A. The skills to change careers are not the same as the skills to manage a career. Many of my clients feel a little uncomfortable when they ask questions about the job hunt. “I should know this, shouldn’t I?”

But why should they? And why should you?

Maybe the last time you job-hunted, you were in your twenties, right out of college, bright-eyed and eager. You probably had fewer responsibilities. Most certainly your identity wasn’t tied up in a profession.

But now you’re over thirty-five. You’ve gained some stature. Calling strangers to ask for advice seems…well, different. You’re peers of those who are sitting across the desk, although you may come from a different field or industry.

You’ve got some obligations. Travel four days a week? Move a thousand miles? Your family – especially the children – may have some thoughts on the subject! And if you’re single, you still may want to live near friends and family, not to mention make sure the dog will be welcome.

So congratulations on beginning the career change journey. You can look forward to reaching your destination you'll love -- but expect a few intermediate stops along the way.

Your first stop: Career change takes time, energy and financial resources. So get what I call a perch job.

Think of birds perching on a wire when they migrate south for the winter: a place to rest till you can start moving to your real destination. Some organizations (such as Starbucks and Patagonia) offer benefits if you work as few as 20 hours a week.

Second stop: Once you’ve covered your basic needs, take time to explore each career option in greater depth. The fields you describe are very different from one another. Even within each field you'll find major differences. A social worker can have a private practice, work in a hospital, or work for any one of hundreds of agencies, public and private.

Talk to at least six people who are employed (happily or otherwise) in each field. Ask how they started. Don’t ask for advice: ask for experience.

Third stop: Learn to speak the local language.

These days, when you take a job, you’re joining a tribe, with its own culture. Even if you’ve been in the field ten years, your next company’s culture may differ dramatically. As a newcomer, you’ll have to earn what consultants call “idiosyncrasy credits,” the right to break rules and defy norms without getting penalized, formally or informally.

When you try to sell yourself to a new world, you need to talk, walk and look like a native. When you communicate in the language of your target career – whether it’s business, nonprofit, education or legal – you’ll be taken more seriously.

People rarely change careers because they dislike the work. They usually reject the culture they’re required to assimilate in order to do their work and use their skills.

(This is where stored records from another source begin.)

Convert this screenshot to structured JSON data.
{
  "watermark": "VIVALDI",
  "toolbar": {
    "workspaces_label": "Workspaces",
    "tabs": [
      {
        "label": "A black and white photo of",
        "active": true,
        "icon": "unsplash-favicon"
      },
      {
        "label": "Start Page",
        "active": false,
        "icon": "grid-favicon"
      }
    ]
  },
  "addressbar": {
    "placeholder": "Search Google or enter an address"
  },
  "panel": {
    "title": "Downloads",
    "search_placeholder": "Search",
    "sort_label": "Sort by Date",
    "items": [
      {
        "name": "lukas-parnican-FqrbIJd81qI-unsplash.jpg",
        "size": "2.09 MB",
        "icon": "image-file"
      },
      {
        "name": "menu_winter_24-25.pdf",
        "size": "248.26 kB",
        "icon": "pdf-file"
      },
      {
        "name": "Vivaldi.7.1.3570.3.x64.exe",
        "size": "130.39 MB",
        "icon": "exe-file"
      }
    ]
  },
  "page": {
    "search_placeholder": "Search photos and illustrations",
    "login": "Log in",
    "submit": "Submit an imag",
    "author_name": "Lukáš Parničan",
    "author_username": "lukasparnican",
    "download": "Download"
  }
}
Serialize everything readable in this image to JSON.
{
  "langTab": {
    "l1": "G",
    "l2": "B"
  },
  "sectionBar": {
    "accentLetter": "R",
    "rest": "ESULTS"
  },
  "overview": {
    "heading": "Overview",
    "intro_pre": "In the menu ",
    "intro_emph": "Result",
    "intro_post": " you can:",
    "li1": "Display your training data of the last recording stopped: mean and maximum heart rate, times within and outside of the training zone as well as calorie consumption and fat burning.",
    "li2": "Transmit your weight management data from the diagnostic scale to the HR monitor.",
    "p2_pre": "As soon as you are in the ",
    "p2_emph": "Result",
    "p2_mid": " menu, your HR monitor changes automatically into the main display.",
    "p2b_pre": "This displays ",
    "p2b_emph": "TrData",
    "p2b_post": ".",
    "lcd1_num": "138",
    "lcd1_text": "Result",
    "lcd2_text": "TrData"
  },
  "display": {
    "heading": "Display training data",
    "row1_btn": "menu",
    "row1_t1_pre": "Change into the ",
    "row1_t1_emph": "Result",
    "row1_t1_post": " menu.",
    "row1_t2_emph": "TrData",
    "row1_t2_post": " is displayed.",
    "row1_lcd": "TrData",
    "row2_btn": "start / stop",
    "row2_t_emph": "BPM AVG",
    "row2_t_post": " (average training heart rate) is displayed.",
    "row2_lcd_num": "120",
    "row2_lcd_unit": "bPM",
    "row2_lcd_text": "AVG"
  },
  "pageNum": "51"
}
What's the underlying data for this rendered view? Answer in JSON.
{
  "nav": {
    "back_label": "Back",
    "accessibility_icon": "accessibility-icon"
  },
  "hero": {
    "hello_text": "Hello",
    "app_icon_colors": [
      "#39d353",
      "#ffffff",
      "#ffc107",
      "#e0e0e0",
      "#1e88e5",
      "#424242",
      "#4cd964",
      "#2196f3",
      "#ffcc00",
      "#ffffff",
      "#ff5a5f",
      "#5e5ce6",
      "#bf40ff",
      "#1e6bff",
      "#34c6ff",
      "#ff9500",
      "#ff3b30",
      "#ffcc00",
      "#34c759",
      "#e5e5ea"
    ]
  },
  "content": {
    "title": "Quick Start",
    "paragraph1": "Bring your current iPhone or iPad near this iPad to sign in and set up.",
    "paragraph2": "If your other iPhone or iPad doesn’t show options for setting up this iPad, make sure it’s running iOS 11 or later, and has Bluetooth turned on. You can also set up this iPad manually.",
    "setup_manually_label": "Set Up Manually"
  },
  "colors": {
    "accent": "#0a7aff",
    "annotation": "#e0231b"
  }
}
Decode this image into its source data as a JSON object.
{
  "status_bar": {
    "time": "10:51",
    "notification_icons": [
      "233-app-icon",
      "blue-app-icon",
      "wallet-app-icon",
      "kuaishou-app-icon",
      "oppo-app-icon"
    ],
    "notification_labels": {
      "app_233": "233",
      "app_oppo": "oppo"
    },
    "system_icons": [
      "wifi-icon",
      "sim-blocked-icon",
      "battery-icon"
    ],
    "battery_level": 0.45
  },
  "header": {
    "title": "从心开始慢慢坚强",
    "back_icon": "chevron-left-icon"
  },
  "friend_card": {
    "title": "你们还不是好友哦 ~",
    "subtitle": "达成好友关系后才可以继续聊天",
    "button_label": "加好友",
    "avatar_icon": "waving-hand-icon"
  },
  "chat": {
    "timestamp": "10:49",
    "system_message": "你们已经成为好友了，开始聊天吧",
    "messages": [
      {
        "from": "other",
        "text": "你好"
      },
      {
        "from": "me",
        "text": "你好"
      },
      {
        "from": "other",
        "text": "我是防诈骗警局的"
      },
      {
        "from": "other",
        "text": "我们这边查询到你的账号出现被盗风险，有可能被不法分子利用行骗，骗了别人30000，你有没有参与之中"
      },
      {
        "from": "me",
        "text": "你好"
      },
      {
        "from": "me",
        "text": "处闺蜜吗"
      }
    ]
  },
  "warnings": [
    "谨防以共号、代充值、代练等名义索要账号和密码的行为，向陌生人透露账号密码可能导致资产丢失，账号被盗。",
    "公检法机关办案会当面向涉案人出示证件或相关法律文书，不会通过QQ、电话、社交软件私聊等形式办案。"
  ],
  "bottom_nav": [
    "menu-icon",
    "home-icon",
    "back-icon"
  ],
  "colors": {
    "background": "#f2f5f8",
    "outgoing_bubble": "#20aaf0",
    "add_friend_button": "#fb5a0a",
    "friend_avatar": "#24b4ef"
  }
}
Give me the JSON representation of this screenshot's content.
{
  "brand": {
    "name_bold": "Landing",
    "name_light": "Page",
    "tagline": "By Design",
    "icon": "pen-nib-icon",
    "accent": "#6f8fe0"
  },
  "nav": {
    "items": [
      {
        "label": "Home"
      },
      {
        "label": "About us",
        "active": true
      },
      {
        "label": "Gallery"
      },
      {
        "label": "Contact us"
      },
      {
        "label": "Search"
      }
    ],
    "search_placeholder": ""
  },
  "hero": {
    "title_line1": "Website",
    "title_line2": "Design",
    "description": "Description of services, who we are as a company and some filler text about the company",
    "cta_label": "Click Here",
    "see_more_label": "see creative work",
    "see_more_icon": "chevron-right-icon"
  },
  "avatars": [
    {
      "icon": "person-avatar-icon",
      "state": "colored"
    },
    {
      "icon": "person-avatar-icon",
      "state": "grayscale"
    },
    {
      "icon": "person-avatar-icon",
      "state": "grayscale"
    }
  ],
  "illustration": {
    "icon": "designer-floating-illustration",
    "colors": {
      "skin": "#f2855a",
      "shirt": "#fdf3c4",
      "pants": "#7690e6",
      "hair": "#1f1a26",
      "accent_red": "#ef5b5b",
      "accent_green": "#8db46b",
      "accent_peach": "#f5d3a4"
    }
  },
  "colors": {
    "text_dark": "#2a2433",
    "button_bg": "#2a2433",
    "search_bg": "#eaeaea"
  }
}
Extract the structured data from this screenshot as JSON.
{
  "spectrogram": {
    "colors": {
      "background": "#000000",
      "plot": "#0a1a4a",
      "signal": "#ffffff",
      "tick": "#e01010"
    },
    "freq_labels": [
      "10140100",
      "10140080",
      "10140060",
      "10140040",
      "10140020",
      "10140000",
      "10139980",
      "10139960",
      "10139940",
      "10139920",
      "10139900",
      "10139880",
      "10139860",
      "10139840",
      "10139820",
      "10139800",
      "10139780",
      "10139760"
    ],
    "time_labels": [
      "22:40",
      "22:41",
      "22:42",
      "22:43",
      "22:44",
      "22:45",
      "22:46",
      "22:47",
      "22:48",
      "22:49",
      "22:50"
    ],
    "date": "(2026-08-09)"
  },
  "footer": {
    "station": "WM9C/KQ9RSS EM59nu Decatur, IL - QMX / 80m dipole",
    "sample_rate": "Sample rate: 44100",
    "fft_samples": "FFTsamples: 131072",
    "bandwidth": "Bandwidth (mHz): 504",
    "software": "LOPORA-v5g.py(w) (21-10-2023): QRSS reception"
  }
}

Finally, if finances are tight, investigate low-cost career change resources in your area. Some nonprofit agencies offer counseling. And if you find yourself getting seriously depressed, your first priority should be a visit to a qualified, licensed mental health provider.

Yes, you can find a new, satisfying career – not overnight, but sooner than you anticipate. Good luck with the journey.

Article Based on Cathy’s Irreverent Job Search Guide http://www.cathygoodwin.com/searchbk.html

Author's Bio: 

Cathy Goodwin, Ph.D., is a published author, speaker,and career/business consultant to midlife professionalswho want to win the First Inning of their Second Career.Download a Fr*e Report: Why most career change fails(and how you can write your own success story).http://www.cathygoodwin.com/subscribe.html